By Jerome Gessaroli
March 16, 2022
If one believes that climate change is a serious global threat, it is crucial that any policy introduced results in the greatest possible reduction in greenhouse gas (GHG) emissions per dollar spent. One program federal and some provincial governments have embraced is to offer subsidies for those purchasing electric vehicles (EVs), which do not generate any tail-pipe emissions. Encouraging EV sales over traditional gas and diesel-powered vehicles will significantly reduce emissions.
This paper evaluates the subsidy programs Canada offers on EV sales and on purchases of electric charging stations. Specifically, it asks how cost effective these subsidies are in reducing GHG emissions and, given that government pays them out of general tax revenue, how equitable they are for all Canadians to access.

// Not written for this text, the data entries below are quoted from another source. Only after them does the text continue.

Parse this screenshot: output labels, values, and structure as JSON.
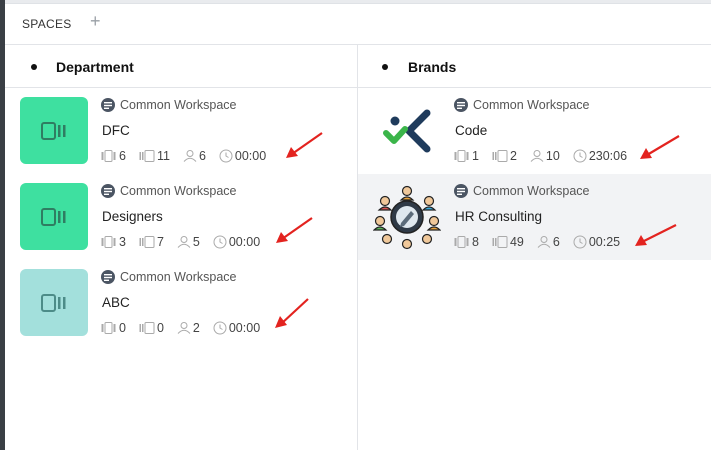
{
  "header": {
    "title": "SPACES",
    "add_label": "+"
  },
  "columns": [
    {
      "title": "Department",
      "cards": [
        {
          "workspace": "Common Workspace",
          "name": "DFC",
          "lists": "6",
          "folders": "11",
          "members": "6",
          "time": "00:00",
          "thumb_color": "#3ee0a0"
        },
        {
          "workspace": "Common Workspace",
          "name": "Designers",
          "lists": "3",
          "folders": "7",
          "members": "5",
          "time": "00:00",
          "thumb_color": "#3ee0a0"
        },
        {
          "workspace": "Common Workspace",
          "name": "ABC",
          "lists": "0",
          "folders": "0",
          "members": "2",
          "time": "00:00",
          "thumb_color": "#a3e0dc"
        }
      ]
    },
    {
      "title": "Brands",
      "cards": [
        {
          "workspace": "Common Workspace",
          "name": "Code",
          "lists": "1",
          "folders": "2",
          "members": "10",
          "time": "230:06",
          "logo": "code-logo"
        },
        {
          "workspace": "Common Workspace",
          "name": "HR Consulting",
          "lists": "8",
          "folders": "49",
          "members": "6",
          "time": "00:25",
          "logo": "hr-consulting-logo"
        }
      ]
    }
  ],
  "colors": {
    "arrow": "#e3231f",
    "accent_green": "#3ee0a0",
    "pale_teal": "#a3e0dc",
    "highlight": "#f2f3f5"
  }
}
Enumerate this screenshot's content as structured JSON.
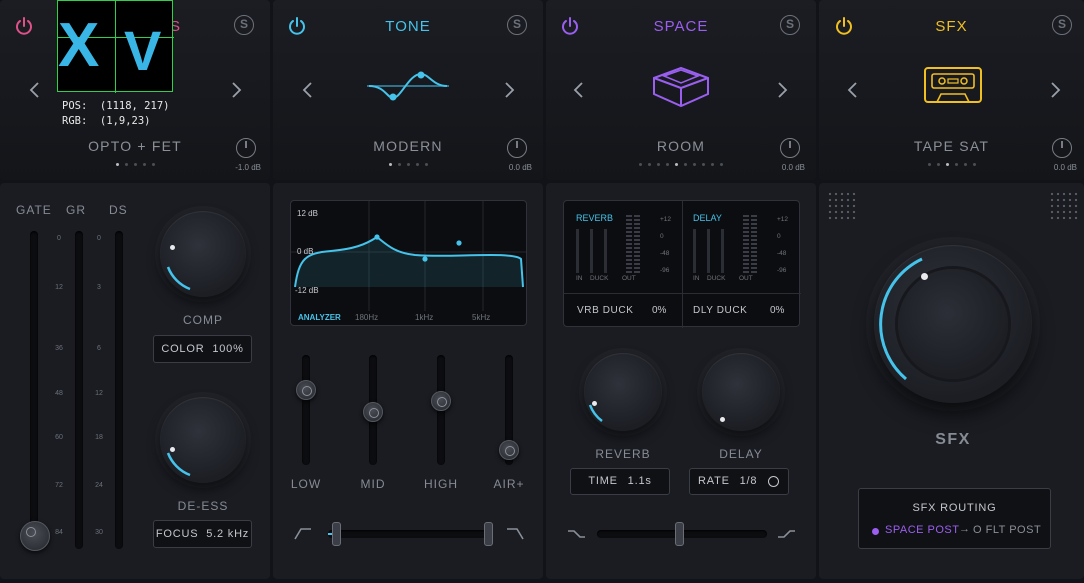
{
  "modules": [
    {
      "id": "dyn",
      "title": "S",
      "color": "#e0508a",
      "preset": "OPTO + FET",
      "value": "-1.0 dB"
    },
    {
      "id": "tone",
      "title": "TONE",
      "color": "#45c3ea",
      "preset": "MODERN",
      "value": "0.0 dB"
    },
    {
      "id": "space",
      "title": "SPACE",
      "color": "#9a5ff0",
      "preset": "ROOM",
      "value": "0.0 dB"
    },
    {
      "id": "sfx",
      "title": "SFX",
      "color": "#f0c020",
      "preset": "TAPE SAT",
      "value": "0.0 dB"
    }
  ],
  "overlay": {
    "glyph1": "X",
    "glyph2": "V",
    "pos": "POS:  (1118, 217)",
    "rgb": "RGB:  (1,9,23)"
  },
  "solo_glyph": "S",
  "dynamics": {
    "meter_labels": [
      "GATE",
      "GR",
      "DS"
    ],
    "gate_ticks": [
      "0",
      "12",
      "36",
      "48",
      "60",
      "72",
      "84"
    ],
    "gr_ticks": [
      "0",
      "3",
      "6",
      "12",
      "18",
      "24",
      "30"
    ],
    "comp_label": "COMP",
    "color_box": {
      "label": "COLOR",
      "value": "100%"
    },
    "deess_label": "DE-ESS",
    "focus_box": {
      "label": "FOCUS",
      "value": "5.2 kHz"
    }
  },
  "eq": {
    "db_labels": [
      "12 dB",
      "0 dB",
      "-12 dB"
    ],
    "analyzer": "ANALYZER",
    "freq_labels": [
      "180Hz",
      "1kHz",
      "5kHz"
    ],
    "bands": [
      {
        "name": "LOW",
        "level": 0.72
      },
      {
        "name": "MID",
        "level": 0.48
      },
      {
        "name": "HIGH",
        "level": 0.6
      },
      {
        "name": "AIR+",
        "level": 0.06
      }
    ]
  },
  "space": {
    "reverb_title": "REVERB",
    "delay_title": "DELAY",
    "scale": [
      "+12",
      "0",
      "-48",
      "-96"
    ],
    "meter_cols": [
      "IN",
      "DUCK",
      "OUT"
    ],
    "vrb_duck": {
      "label": "VRB DUCK",
      "value": "0%"
    },
    "dly_duck": {
      "label": "DLY DUCK",
      "value": "0%"
    },
    "reverb_label": "REVERB",
    "delay_label": "DELAY",
    "time_box": {
      "label": "TIME",
      "value": "1.1s"
    },
    "rate_box": {
      "label": "RATE",
      "value": "1/8"
    }
  },
  "sfx": {
    "label": "SFX",
    "routing_title": "SFX ROUTING",
    "route_a": "SPACE POST",
    "route_b": "O FLT POST",
    "accent": "#9a5ff0"
  }
}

Electric vehicles are expensive – in Canada they cost from $12,500 to $25,000 more than equivalent gas models. Therefore, higher-income households buy a large fraction of EVs sold. That government subsidies mostly benefit higher-income households is troubling. The federal government offers a $5000 subsidy for those purchasing an EV and, from the provincial governments, subsidies range from nothing in four provinces, including Ontario, to $8000 in Quebec. Further subsidies are available for those installing household or commercial charging stations.
A review of several studies indicates an expected average lifetime reduction 28.2 tonnes of GHGs for every new EV purchased over an internal combustion engine (ICE) vehicle. In the absence of subsidies, estimates indicate EV sales will drop by half. Marginally, the federal EV subsidy program on its own costs $355 to reduce 1 tonne in GHGs. Adding in the provincial subsidies, the marginal cost rises to between $512 for Newfoundland and $964 for Quebec per tonne of GHG. The federal government uses a price of $50 per tonne of GHG as its social cost of carbon. So, for every $50 per tonne in benefits (that is, reduced carbon costs), Ottawa and the provinces pay between $512 to $964 per tonne – the subsidy programs are very costly and inefficient.
Governments need to rethink the subsidies they offer for purchasing EVs. Electric vehicle and charging station subsidies are an expensive way to reduce greenhouse gases. In addition, since EV sales are disproportionately to higher-income households, those least needing the subsidies receive money that is paid by tax revenue generated by all taxpayers. Thus, EV and charging station subsidies are a very regressive policy.
The government should let the carbon tax work as intended by refraining from policies like EV subsidies. There are lower cost carbon abatement methods than EV subsidies. They include enhanced methane regulations, large scale solar power, gasoline taxes, and advanced nuclear. The federal government and those provincial governments that currently subsidize EV sales should end their subsidies and focus on more cost-effective GHG emission abatement policies.
Jerome Gessaroli teaches at the British Columbia Institute of Technology and is a Visiting Fellow at the Macdonald-Laurier Institute. He writes on economic and environmental matters from a market-based principles perspective.